Ma emphasized throughout his retirement letter that one of his key roles over the next year will be grooming Zhang, who became CEO of Alibaba in 2015, to take over at the helm of the country’s largest internet company. He has previously said he would like to move into philanthropy after his retirement, and also to return to his earlier love of teaching.
“Since the founding of the company in 1999, we have been of the view that Alibaba’s future will need to depend on ‘droves of talent’ to enable us to iterate on our management succession plans,” Ma wrote. “After years of hard work, today’s Alibaba has a world-class talent pool in quality and quantity. The teacher in me feels extremely proud of our team, our leadership and our unique mission-driven culture, as well as the fact that we continue to develop exceptional business leaders and professional talent like Daniel Zhang.”
In reality, Zhang has already taken over many of Alibaba’s operations, including its new retail strategy that has seen the company invest billions of dollars in brick-and-mortar store operators over the last two years, said Jia Mo, a Canalys technology analyst.
“After Ma’s departure, he will continue to have influence over Alibaba in different ways, but the company’s top management team will become younger,” he said. “The internet industry changes extremely quickly, and Jack Ma has all along sought to expend all his energy to keep innovating.”

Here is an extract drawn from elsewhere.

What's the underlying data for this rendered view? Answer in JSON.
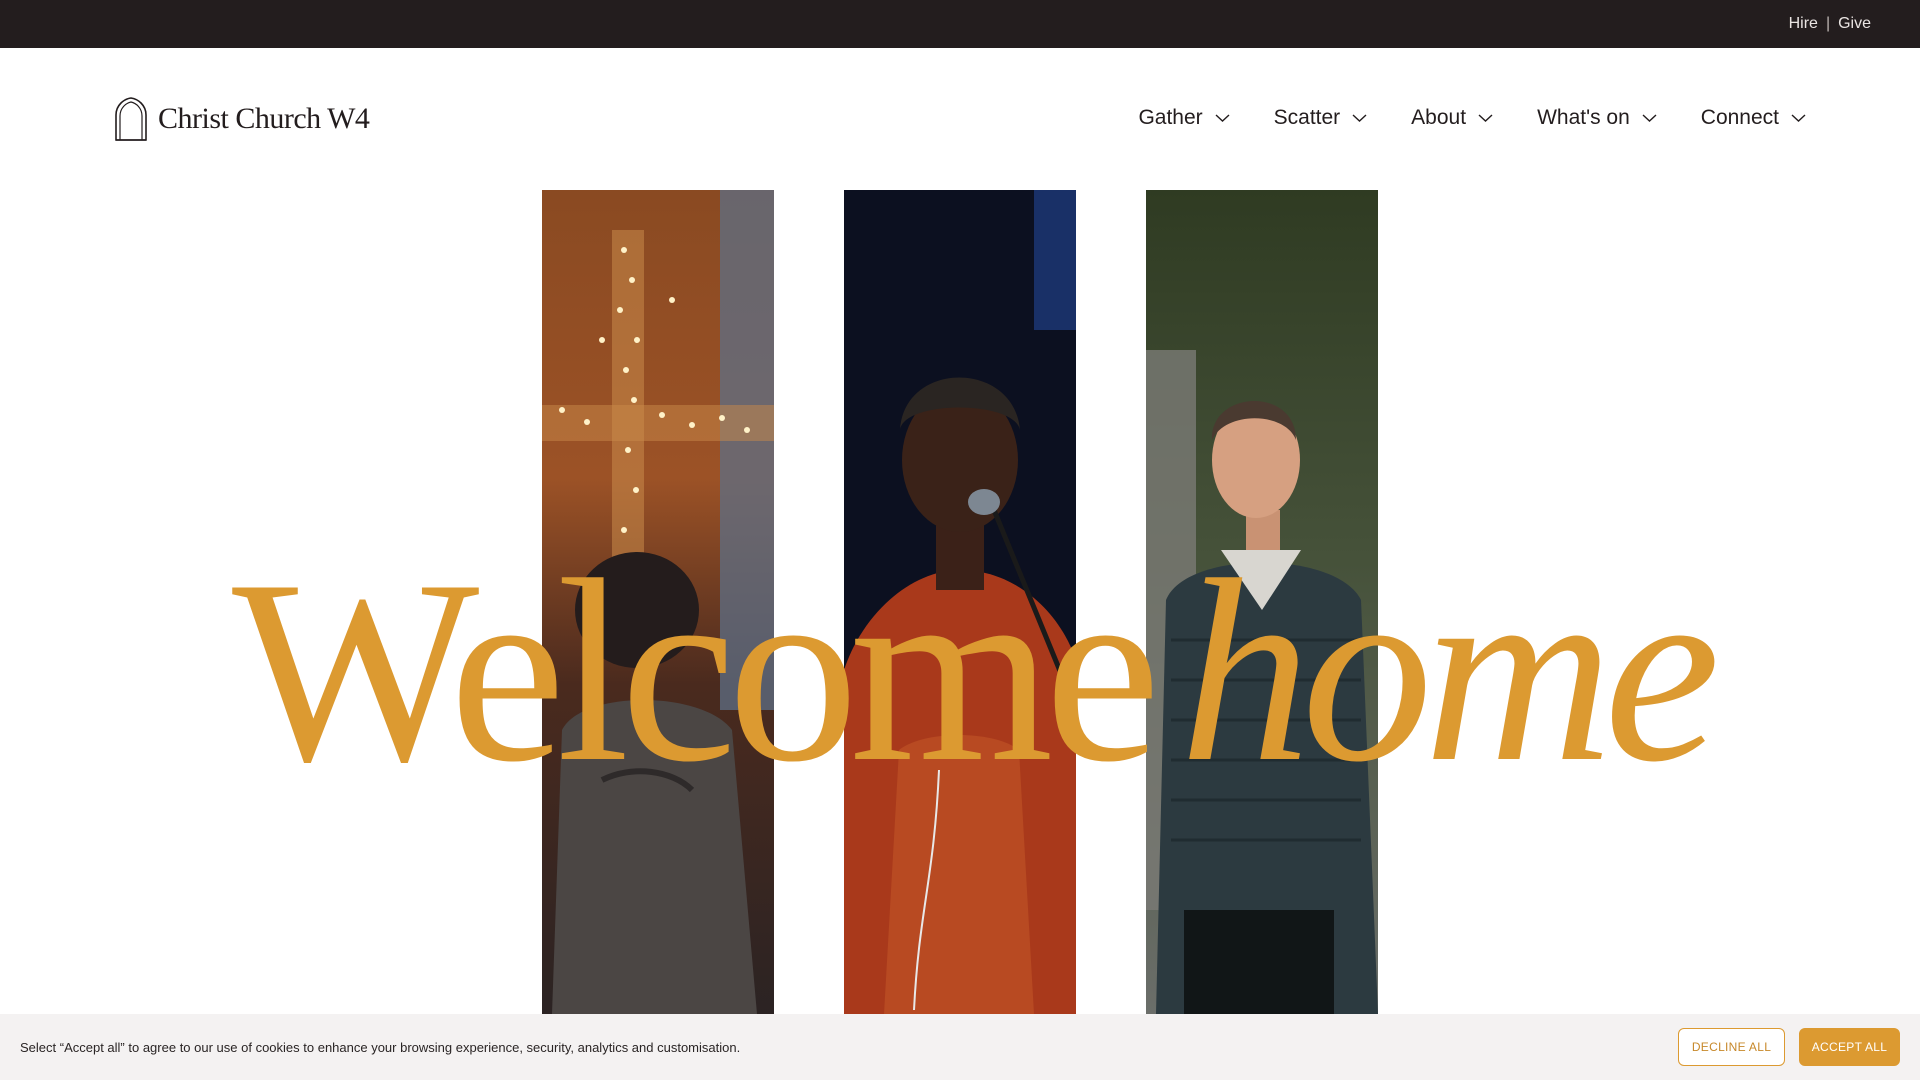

Despite Ma’s announced plans to depart, at least some suspect he will continue to play a role at the company that has become so closely linked to him. “Jack Ma’s significance to Alibaba has long surpassed his position,” said an official at a major global hedge fund. “How could the new chairman not listen to him?”
Ma himself acknowledged that he will always be part of the company he founded, even after his departure next year when Alibaba officially celebrates two decades in business. “The one thing I can promise everyone is this: Alibaba was never about Jack Ma, but Jack Ma will forever belong to Alibaba,” he wrote in his retirement announcement.

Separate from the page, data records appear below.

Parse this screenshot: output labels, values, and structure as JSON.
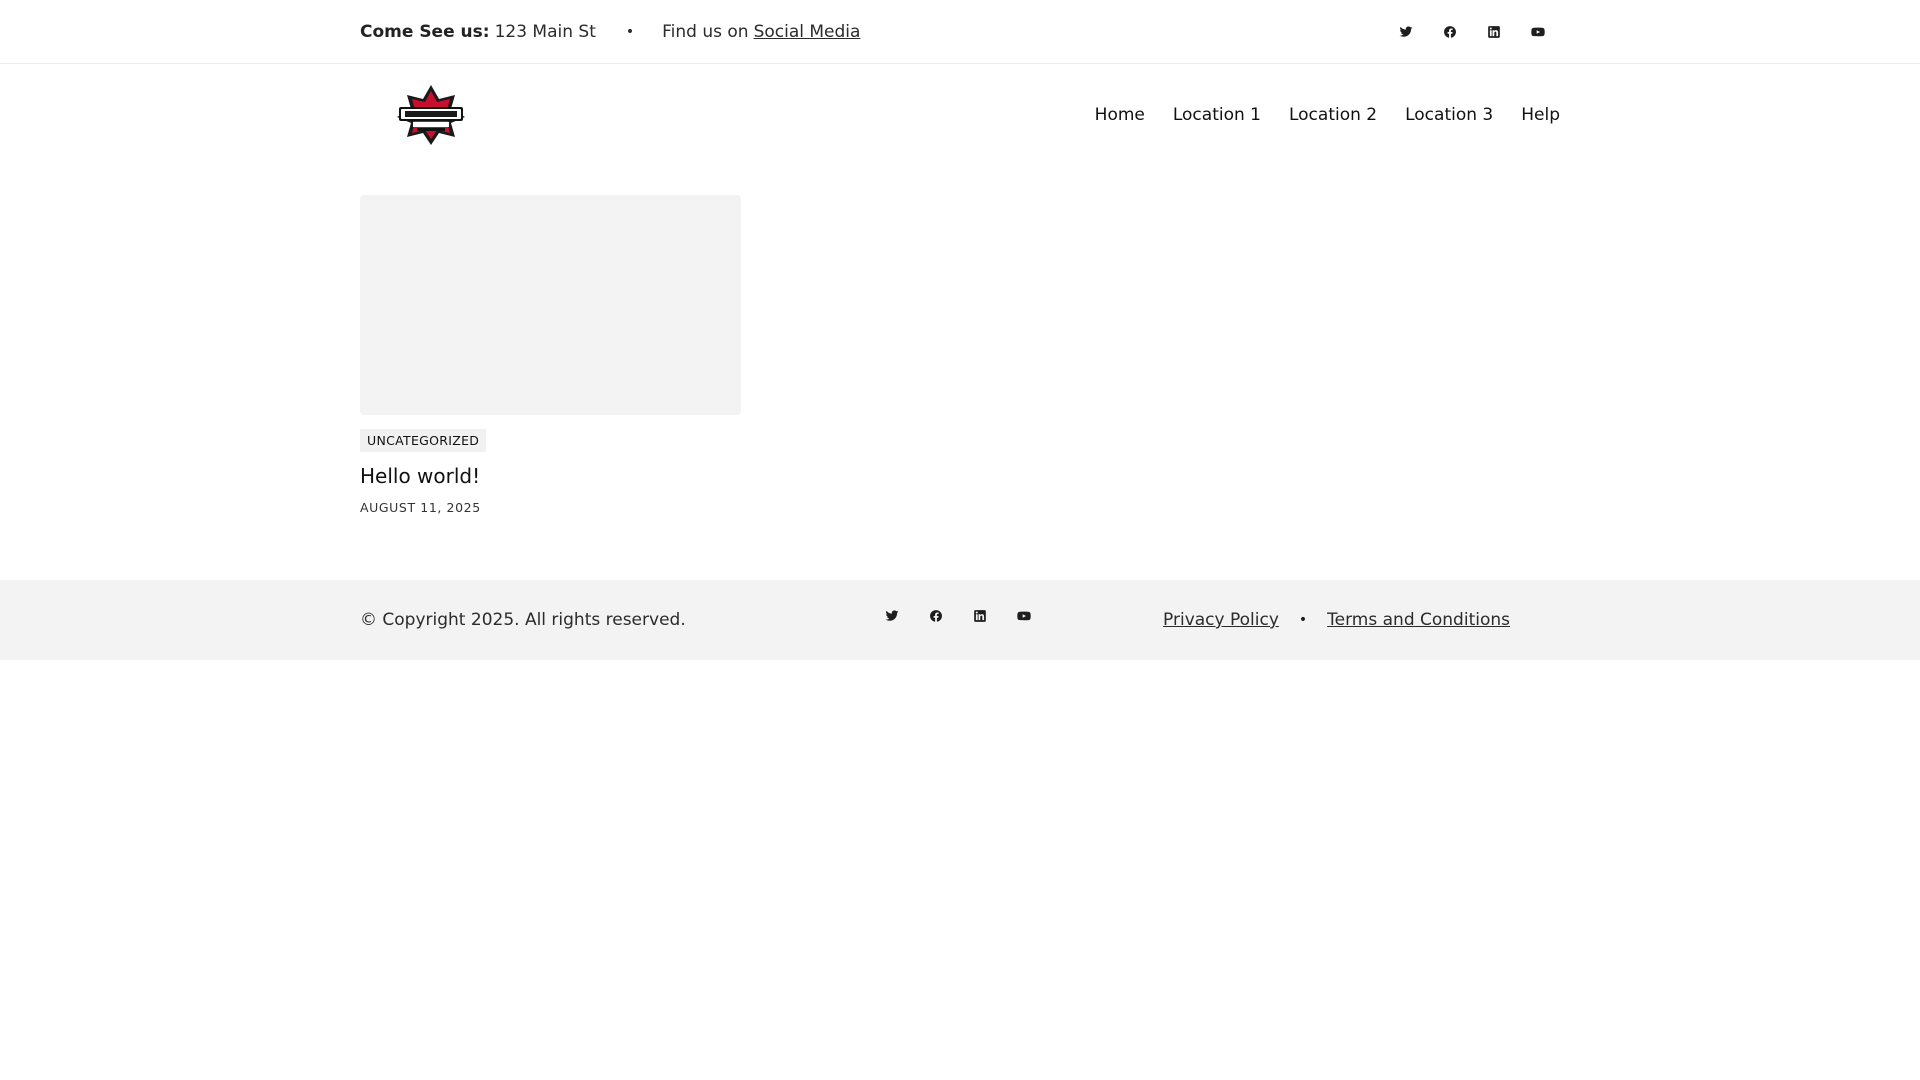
{
  "topbar": {
    "visit_label": "Come See us:",
    "address": "123 Main St",
    "separator": "•",
    "find_us_text": "Find us on",
    "social_link": "Social Media",
    "social_icons": [
      "twitter-icon",
      "facebook-icon",
      "linkedin-icon",
      "youtube-icon"
    ]
  },
  "header": {
    "nav": [
      "Home",
      "Location 1",
      "Location 2",
      "Location 3",
      "Help"
    ]
  },
  "post": {
    "category": "UNCATEGORIZED",
    "title": "Hello world!",
    "date": "AUGUST 11, 2025"
  },
  "footer": {
    "copyright": "© Copyright 2025. All rights reserved.",
    "separator": "•",
    "privacy": "Privacy Policy",
    "terms": "Terms and Conditions",
    "social_icons": [
      "twitter-icon",
      "facebook-icon",
      "linkedin-icon",
      "youtube-icon"
    ]
  },
  "colors": {
    "footer_bg": "#f3f3f3",
    "logo_red": "#c8102e",
    "text": "#1e1e1e"
  }
}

To read more coverage on Jack Ma’s retirement, click here
Contact reporter Yang Ge (email@example.com)
Jan 17 15:37
Jan 17 15:25

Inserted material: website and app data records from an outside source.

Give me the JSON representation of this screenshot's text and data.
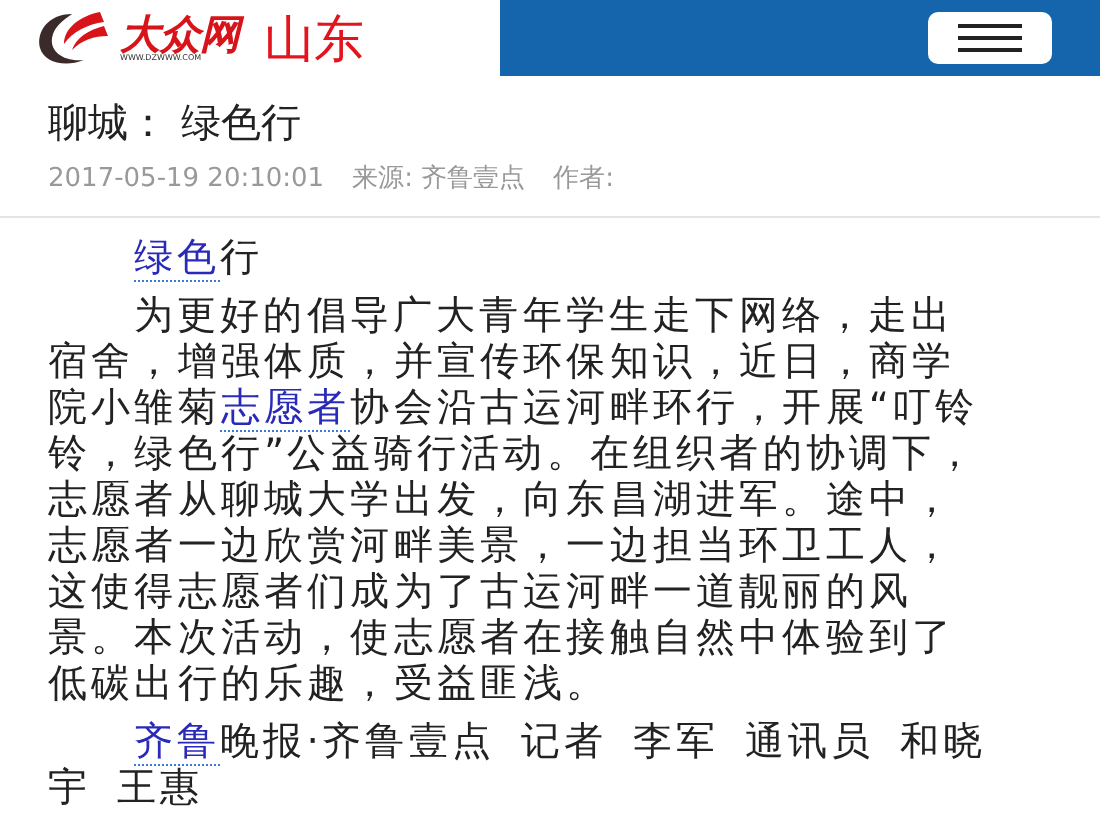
{
  "header": {
    "logo_text": "大众网",
    "logo_url": "WWW.DZWWW.COM",
    "region": "山东"
  },
  "article": {
    "title": "聊城： 绿色行",
    "date": "2017-05-19 20:10:01",
    "source": "来源: 齐鲁壹点",
    "author": "作者:",
    "paragraphs": [
      [
        {
          "text": "绿色",
          "link": true
        },
        {
          "text": "行",
          "link": false
        }
      ],
      [
        {
          "text": "为更好的倡导广大青年学生走下网络，走出宿舍，增强体质，并宣传环保知识，近日，商学院小雏菊",
          "link": false
        },
        {
          "text": "志愿者",
          "link": true
        },
        {
          "text": "协会沿古运河畔环行，开展“叮铃铃，绿色行”公益骑行活动。在组织者的协调下，志愿者从聊城大学出发，向东昌湖进军。途中，志愿者一边欣赏河畔美景，一边担当环卫工人，这使得志愿者们成为了古运河畔一道靓丽的风景。本次活动，使志愿者在接触自然中体验到了低碳出行的乐趣，受益匪浅。",
          "link": false
        }
      ],
      [
        {
          "text": "齐鲁",
          "link": true
        },
        {
          "text": "晚报·齐鲁壹点 记者 李军 通讯员 和晓宇 王惠",
          "link": false
        }
      ]
    ]
  }
}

Jan 17 14:02
Jan 17 10:20
Jan 17 06:03
Jan 16 18:05
Jan 16 13:42
Jan 16 13:11
Jan 16 04:27
Jan 15 16:53
Jan 15 15:05
Jan 15 13:28
- 1In Depth: The Aftermath of the Killing of Qasem Soleimani
- 2Cash-Stuffed Secret Vault Appears in CCTV Documentary
- 3In Depth: China’s New Asset Management Rules Face Uncertainty
- 4Corrupt Chinese Official Pours Moutai Down the Drain
- 5JD.com Doubles Down on Smaller-Cities Expansion to Bolster 2020 Growth
- 1Power To The People: Pintec Serves A Booming Consumer Class
- 2Largest hotel group in Europe accepts UnionPay
- 3UnionPay mobile QuickPass debuts in Hong Kong
- 4UnionPay International launches premium catering privilege U Dining Collection
- 5UnionPay International’s U Plan has covered over 1600 stores overseas